Seriously. Decent. Unpretentious.
When I think about Jonathan Haber, who died An unexpected heart attack last week are the first words that come to mind.
Jonathan, who wrote columns for EdSurge among his many pursuits was a great thinker, both in education and in life.
Recent author of the book Critical thinkinga topic of great interest to him, Haber made significant contributions to various important educational projects.
He co-founded SkillCheck, a provider of appraisal solutions and insightful design, given today’s lack of qualifications, which he later sold. Among other classes related to education, Jonathan consulted with HarvardX; was a founding member of the Woodrow Wilson Graduate School of Teaching and Learning, which is reinventing teacher training; and helped pedestrian crossing tens of thousands of math and English standards in different states for the IMS Global Learning Consortium CASE Network.
Most recently, I linked Jonathan to my friend and co-author on paper. “Failure of the Faculty of Law”, Vilanova law professor Michelle Piston to help her with educational design for The online program she has now launched is related to immigration training for lawyers.
I knew that Jonathan would succeed – and the result would be a wonderful partnership. And it was easy logistically because Jonathan was my friend and neighbor here in Lexington, Massachusetts.
Jonathan was incredibly proud of his two sons. When I came to the conclusion that much more students should take one year in my book Choosing a collegeof which Jonathan gave an early review, he proudly informed me that one of his sons was on holiday a year – and Jonathan loved to inform me of that year of discoveries while walking the Minuteman bike path.
These updates were not just a compliment to proud parents. These were updates from a man who pondered deeper questions about how the world works. He sincerely tried to understand the trends, currents and causality.
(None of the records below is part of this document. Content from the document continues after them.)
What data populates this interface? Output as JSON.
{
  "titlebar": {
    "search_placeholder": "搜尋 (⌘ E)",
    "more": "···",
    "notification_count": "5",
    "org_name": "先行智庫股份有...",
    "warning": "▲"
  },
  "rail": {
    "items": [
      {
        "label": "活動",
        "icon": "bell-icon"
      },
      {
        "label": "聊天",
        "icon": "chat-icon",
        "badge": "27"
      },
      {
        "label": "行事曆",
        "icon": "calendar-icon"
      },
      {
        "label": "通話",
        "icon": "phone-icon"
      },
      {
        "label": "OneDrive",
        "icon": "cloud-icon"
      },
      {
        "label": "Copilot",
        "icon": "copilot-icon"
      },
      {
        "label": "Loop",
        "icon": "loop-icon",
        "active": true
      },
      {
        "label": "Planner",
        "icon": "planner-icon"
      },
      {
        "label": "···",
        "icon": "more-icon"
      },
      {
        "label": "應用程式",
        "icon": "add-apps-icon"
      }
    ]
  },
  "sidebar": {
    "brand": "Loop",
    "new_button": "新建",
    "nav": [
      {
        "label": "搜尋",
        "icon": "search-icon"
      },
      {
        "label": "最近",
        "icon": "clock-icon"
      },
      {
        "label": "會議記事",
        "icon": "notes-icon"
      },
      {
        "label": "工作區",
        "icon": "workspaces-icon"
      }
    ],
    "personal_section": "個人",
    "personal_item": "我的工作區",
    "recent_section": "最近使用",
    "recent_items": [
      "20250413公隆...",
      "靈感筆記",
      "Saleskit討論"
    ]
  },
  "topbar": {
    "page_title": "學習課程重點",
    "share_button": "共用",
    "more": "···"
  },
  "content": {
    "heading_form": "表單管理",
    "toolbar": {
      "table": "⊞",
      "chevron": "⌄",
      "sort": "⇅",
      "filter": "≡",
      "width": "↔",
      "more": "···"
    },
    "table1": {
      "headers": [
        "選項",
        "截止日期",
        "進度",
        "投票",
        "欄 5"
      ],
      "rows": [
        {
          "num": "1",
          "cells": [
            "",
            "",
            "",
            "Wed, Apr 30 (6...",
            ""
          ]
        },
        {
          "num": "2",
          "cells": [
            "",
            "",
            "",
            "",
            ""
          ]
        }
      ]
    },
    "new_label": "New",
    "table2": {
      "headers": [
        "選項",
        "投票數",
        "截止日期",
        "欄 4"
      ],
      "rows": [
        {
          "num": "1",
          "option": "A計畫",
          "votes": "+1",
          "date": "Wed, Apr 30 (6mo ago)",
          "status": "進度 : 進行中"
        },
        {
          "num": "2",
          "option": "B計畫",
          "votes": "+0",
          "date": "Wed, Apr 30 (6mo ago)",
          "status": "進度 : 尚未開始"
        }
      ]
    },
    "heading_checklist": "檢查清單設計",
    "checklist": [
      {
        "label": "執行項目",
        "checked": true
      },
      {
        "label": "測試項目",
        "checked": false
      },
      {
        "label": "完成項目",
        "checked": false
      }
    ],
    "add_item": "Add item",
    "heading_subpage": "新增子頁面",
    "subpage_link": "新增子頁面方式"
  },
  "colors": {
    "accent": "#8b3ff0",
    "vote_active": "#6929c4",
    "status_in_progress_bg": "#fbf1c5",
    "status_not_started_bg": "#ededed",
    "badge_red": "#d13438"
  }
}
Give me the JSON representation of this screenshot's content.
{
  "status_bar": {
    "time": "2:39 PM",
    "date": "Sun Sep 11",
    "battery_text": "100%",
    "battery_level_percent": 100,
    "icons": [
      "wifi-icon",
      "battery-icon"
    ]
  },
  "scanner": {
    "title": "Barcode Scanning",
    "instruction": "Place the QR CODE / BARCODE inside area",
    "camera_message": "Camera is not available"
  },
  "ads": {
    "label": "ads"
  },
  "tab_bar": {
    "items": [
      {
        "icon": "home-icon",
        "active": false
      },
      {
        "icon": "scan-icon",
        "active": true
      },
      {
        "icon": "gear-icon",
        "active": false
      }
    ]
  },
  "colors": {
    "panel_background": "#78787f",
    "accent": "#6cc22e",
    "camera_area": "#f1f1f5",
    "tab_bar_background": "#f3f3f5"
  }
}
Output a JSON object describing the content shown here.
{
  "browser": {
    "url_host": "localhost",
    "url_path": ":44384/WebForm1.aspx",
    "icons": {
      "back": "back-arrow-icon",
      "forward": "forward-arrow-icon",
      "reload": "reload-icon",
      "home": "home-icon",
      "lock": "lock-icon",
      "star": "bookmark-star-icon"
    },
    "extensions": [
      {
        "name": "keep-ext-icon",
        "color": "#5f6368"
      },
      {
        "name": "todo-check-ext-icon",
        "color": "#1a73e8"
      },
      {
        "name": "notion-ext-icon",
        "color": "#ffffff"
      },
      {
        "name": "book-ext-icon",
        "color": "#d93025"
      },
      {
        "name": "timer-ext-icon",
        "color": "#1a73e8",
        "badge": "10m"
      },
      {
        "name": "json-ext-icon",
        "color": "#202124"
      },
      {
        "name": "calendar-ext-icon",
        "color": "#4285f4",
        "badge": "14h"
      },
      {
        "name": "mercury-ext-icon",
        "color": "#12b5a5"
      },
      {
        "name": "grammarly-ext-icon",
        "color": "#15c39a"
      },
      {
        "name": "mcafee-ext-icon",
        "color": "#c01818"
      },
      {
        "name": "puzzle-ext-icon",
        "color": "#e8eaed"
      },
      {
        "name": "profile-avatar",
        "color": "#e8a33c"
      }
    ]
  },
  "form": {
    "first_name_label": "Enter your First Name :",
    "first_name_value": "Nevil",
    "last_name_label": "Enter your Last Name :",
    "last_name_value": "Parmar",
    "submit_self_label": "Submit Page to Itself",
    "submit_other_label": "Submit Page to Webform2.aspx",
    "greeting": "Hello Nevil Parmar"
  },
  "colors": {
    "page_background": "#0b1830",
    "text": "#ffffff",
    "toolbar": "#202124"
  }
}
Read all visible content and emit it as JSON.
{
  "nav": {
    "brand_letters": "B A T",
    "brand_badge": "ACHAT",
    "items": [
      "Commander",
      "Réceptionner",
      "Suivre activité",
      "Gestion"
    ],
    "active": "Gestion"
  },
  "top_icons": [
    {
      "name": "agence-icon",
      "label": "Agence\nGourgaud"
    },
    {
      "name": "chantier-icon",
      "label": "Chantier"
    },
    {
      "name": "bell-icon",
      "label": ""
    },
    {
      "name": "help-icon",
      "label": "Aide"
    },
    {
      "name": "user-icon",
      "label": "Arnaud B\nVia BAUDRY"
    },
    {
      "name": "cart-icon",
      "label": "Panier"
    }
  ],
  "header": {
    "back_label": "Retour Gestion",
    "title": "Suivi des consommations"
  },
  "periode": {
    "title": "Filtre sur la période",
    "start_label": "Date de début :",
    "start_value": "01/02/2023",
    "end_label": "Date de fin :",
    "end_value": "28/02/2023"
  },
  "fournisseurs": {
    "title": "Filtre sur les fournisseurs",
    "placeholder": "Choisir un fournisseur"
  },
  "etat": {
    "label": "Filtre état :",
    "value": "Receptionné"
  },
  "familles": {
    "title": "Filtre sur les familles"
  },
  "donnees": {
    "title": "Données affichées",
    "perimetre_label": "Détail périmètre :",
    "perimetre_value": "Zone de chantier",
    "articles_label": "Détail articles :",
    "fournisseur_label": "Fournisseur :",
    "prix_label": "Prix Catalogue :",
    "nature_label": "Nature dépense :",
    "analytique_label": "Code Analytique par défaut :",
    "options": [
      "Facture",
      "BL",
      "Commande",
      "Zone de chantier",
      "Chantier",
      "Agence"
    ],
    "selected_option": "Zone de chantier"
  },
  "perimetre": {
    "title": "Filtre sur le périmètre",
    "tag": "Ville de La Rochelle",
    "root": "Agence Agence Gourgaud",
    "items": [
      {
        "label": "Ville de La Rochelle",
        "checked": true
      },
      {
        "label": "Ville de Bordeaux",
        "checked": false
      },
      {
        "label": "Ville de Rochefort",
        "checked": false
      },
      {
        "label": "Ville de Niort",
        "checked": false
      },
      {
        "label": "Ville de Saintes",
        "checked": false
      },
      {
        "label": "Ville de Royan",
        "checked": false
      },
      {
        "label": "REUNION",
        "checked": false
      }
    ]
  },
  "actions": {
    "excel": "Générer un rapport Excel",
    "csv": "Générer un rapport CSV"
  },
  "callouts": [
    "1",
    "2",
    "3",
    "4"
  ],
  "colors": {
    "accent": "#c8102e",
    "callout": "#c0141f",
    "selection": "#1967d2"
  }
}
During our conversations or at a meal with husband and wife, I never heard Jonathan say anything negative about another person, even if there was something to say.
And he was quite unpretentious – so much so that I think it was often easy for others to underestimate his vast talents and contributions.
Jonathan helped me to understand much more deeply the field of critical thinking – and how best to teach it. He shared with me his frustration with the lack of rigor in teaching critical thinking and what he considers an “osmotic” way of teaching. More importantly, he wanted to do something about it and was constantly looking for the best way to influence.
As a sign of his bigotry in helping people think critically, he wrote about how to help people better recognize political arguments as voters and how we can improve the level of discourse in our country. He launched LogicCheck– like the facts that are so popular in newspapers today. And he gave me a couple of copies of his book on voter criticism, which may have been a good idea that I needed to learn myself.
A few days before I learned of Jonathan’s death, I read in the local news about a local project his wife, Carolyn, was working on, and realized I needed to contact him to announce that my upcoming book, From Reopen to Reinventmuch is quoted from his work in the third chapter.
I also thought about how he invited my whole family over for dinner. Due to the warming weather and the deepening of our understanding of COVID, I thought that perhaps we would finally be able to accept it to his generous offer.
At Jonathan’s funeral, the rabbi said that Jonathan’s sons, Eli and Benjamin, had learned to argue skillfully with their father. They emailed him essays with evidence to back up their arguments. Jonathan returned the volley in the same way, with full respect for their point of view.
Although I do not promise to follow this example, I will try to live in his spirit: deliberately teach my daughters the skills of critical thinking – and respect not only their position, but also the intellectually and emotionally capable people they are.